Problem requirements: Copy every line from the records that holds the word "monitor".
-------------------------
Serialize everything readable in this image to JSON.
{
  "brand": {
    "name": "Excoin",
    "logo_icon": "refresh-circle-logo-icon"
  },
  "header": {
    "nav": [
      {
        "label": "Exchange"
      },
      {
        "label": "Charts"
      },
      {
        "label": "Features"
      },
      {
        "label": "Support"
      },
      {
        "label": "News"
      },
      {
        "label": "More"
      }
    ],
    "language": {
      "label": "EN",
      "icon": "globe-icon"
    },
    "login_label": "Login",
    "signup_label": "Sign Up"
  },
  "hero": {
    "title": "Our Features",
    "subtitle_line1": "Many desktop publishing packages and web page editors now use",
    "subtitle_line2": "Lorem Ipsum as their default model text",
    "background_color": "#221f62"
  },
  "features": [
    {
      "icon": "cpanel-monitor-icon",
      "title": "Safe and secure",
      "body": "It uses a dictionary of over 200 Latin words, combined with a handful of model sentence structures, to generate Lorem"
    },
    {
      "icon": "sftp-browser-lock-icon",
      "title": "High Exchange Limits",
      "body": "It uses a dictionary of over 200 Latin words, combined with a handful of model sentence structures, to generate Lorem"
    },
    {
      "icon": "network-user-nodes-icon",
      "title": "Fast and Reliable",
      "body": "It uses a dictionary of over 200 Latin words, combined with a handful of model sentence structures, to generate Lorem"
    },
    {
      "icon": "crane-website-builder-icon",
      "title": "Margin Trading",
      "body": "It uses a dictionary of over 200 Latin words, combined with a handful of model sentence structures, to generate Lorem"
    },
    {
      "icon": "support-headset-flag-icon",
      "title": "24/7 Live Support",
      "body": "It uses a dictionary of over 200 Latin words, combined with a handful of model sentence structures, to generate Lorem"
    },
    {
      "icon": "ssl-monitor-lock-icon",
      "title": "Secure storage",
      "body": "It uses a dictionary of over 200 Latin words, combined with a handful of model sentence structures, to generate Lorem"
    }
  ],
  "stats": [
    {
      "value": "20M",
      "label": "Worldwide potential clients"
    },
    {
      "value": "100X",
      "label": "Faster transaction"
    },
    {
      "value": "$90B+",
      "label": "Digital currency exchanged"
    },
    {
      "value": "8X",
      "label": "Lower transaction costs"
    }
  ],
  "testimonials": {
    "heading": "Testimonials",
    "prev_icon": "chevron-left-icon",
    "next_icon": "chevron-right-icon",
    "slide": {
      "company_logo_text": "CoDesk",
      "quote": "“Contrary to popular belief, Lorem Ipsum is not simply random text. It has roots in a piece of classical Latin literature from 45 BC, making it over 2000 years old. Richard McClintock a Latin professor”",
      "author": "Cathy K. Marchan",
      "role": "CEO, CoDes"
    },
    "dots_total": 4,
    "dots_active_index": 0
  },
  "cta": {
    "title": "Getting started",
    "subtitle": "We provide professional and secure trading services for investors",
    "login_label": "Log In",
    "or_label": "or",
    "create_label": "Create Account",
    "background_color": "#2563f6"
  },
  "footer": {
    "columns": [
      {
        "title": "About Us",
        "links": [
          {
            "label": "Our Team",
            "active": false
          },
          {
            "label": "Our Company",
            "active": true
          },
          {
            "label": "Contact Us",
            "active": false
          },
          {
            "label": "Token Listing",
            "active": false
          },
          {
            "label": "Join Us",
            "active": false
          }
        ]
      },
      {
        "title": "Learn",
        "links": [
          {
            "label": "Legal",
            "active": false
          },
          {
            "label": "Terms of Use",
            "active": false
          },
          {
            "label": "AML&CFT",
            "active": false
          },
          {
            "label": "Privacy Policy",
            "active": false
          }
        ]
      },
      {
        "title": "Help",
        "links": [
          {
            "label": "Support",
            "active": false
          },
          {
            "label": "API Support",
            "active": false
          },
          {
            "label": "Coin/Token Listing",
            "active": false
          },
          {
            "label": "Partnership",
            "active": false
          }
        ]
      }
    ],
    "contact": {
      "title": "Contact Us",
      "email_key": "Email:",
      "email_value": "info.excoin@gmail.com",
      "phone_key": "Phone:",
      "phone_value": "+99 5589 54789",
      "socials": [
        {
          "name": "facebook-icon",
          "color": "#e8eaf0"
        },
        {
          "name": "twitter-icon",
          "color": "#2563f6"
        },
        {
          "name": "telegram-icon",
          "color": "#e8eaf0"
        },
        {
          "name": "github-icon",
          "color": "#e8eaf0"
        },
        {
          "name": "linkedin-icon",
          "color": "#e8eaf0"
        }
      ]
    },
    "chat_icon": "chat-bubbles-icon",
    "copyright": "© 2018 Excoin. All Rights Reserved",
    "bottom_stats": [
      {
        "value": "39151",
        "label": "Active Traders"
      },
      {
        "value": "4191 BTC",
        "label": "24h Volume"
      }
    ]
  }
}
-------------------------
Task answer:
      "icon": "cpanel-monitor-icon",
      "icon": "ssl-monitor-lock-icon",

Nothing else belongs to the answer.